And in Aventura, even the coconuts on the trees are Louis Vuitton brand.
So why the hell is the Aventura Fresh Market doing its best impression of People's Bar-B-Que?
My tale of woe starts the weekend before last. My girlfriend and I bought broccoli there to accompany some pasta. The place usually has pretty bright and fresh fruit and vegetables, so we shop there when we're feeling flush.
But when she cut into the broccoli at home, she grimaced when she found little gray specks under the bushy parts of each stem. "They're just buds," I assured her.
"They have legs," she shot back, and she was right. They were little gray mites. And the more you looked for them, the more you saw. There were hundreds of them. It looked like fucking Fern Gully in there.
So I tossed it in the trash and called the store to complain. The manager, named Rick, sounded skeptical-- "In our broccoli?"--until he went to look at the vegetable shelf himself. "There's definitely something weird going on with the broccoli," he intoned when he got back on the phone, as if he had caught the produce planning an insurrection.

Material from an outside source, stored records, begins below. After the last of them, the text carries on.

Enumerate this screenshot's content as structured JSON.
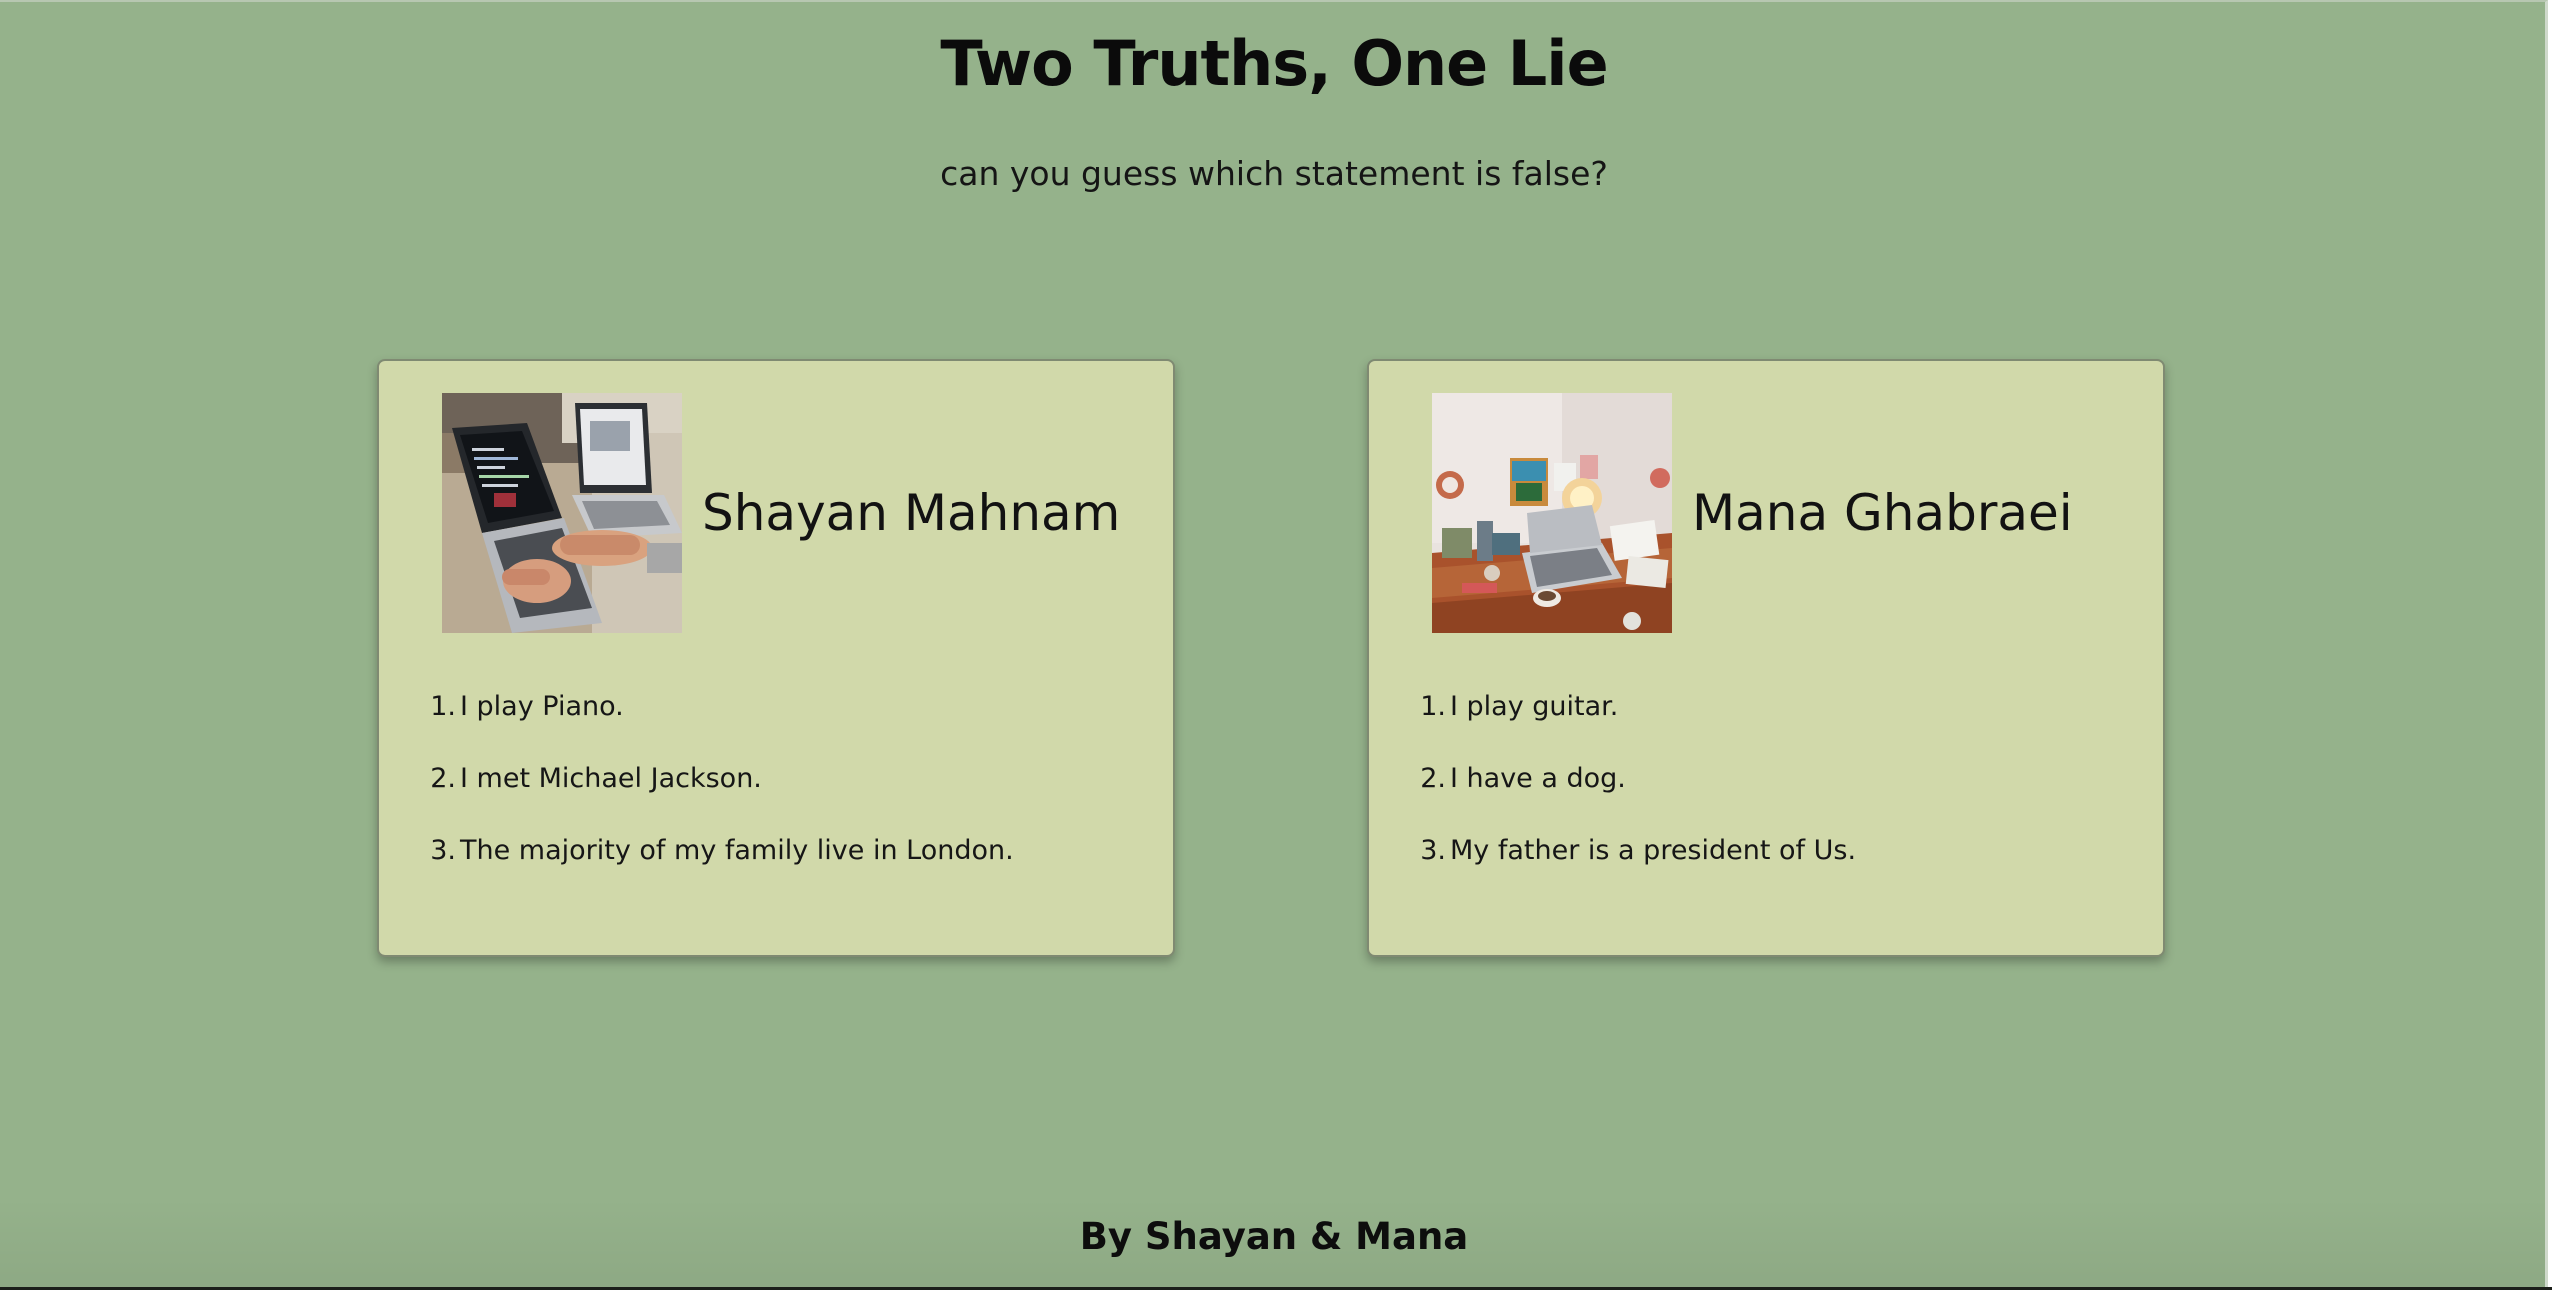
{
  "header": {
    "title": "Two Truths, One Lie",
    "subtitle": "can you guess which statement is false?"
  },
  "cards": [
    {
      "name": "Shayan Mahnam",
      "photo_icon": "laptop-coding-photo",
      "statements": [
        {
          "num": "1.",
          "text": "I play Piano."
        },
        {
          "num": "2.",
          "text": "I met Michael Jackson."
        },
        {
          "num": "3.",
          "text": "The majority of my family live in London."
        }
      ]
    },
    {
      "name": "Mana Ghabraei",
      "photo_icon": "messy-desk-photo",
      "statements": [
        {
          "num": "1.",
          "text": "I play guitar."
        },
        {
          "num": "2.",
          "text": "I have a dog."
        },
        {
          "num": "3.",
          "text": "My father is a president of Us."
        }
      ]
    }
  ],
  "footer": {
    "credit": "By Shayan & Mana"
  },
  "colors": {
    "page_background": "#95b28b",
    "card_background": "#d1d9aa",
    "text": "#111111"
  }
}
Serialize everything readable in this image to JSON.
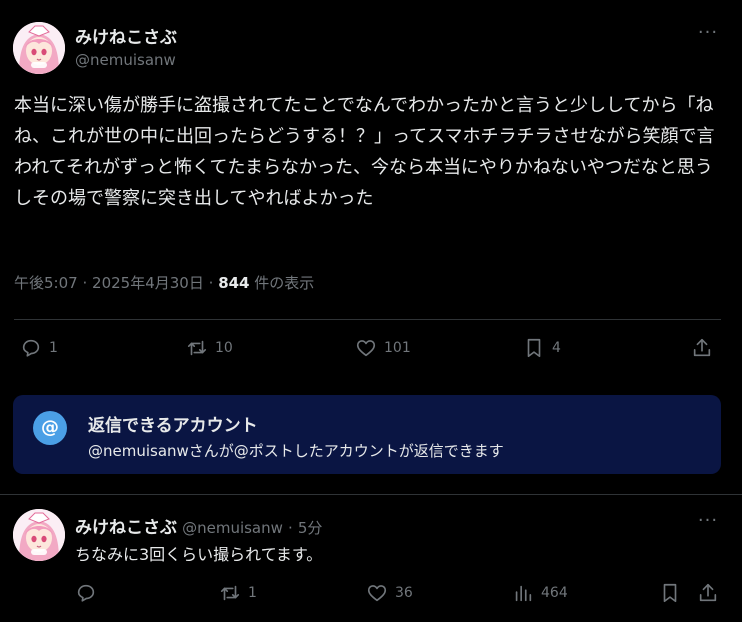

He told me to bring in the receipt and he'd "more than make it up" to me, but I didn't bother. Broccoli grows in the ground. Bugs live there. Que sera sera.
Then last Sunday afternoon, we returned to the supermarket and bought snow crab legs for dinner. These overgrown sea-insect extremities aren't cheap: We bought just over one and three-quarters of a pound of them for $14.54.
We got home and cooked up Mexican-style rice as a side, melted some butter for dipping, steamed the crab legs for about five minutes, popped a bottle of Pinot Grigio. We were pretty much characters in an ad for Fresh Market. Then the moment we sat down and cracked the first crab legs-- BAM. THE REEK OF AMMONIA.
We knew what the scent meant because we had been hit with it once before, eating crab legs from Publix, which is why we started buying seafood at Fresh Market in the first place. It means the crab is rotten, decaying, putrefying, and other words that you don't want to hear associated with your food unless you're a condor.
This time, the manager's name was Kadian. She didn't seem too concerned: "Bring back the receipt and we'll give you a refund."
Am I supposed to be on a never-ending loop, buying food at Fresh Market, bringing it home, finding out it's rotten and contemplating barfing, and bringing the receipt back to the supermarket? Should I just make a binder full of receipts for rotten food, with different managers' names written on them, and bring it back to them in one trip to save on gas? How will I get my sustenance? How can I live in such a manner?
When I contacted Fresh Market's North Carolina corporate headquarters to get a response for this blog post, I got a profusely apologetic statement from spokesperson Drewry Sackett: "We sincerely regret that you purchased any product in one of our stores that was anything other than absolutely fresh. We appreciate your taking the time to let us know about your experience; we will address it with our Aventura store management immediately."
That's all well and good. But I think I'm taking my yuppie bucks on down to Presidente Supermarket from now on. At least there, the price reflects the quality.
Keep Miami New Times Free... Since we started Miami New Times, it has been defined as the free, independent voice of Miami, and we would like to keep it that way. Offering our readers free access to incisive coverage of local news, food and culture. Producing stories on everything from political scandals to the hottest new bands, with gutsy reporting, stylish writing, and staffers who've won everything from the Society of Professional Journalists' Sigma Delta Chi feature-writing award to the Casey Medal for Meritorious Journalism. But with local journalism's existence under siege and advertising revenue setbacks having a larger impact, it is important now more than ever for us to rally support behind funding our local journalism. You can help by participating in our "I Support" membership program, allowing us to keep covering Miami with no paywalls.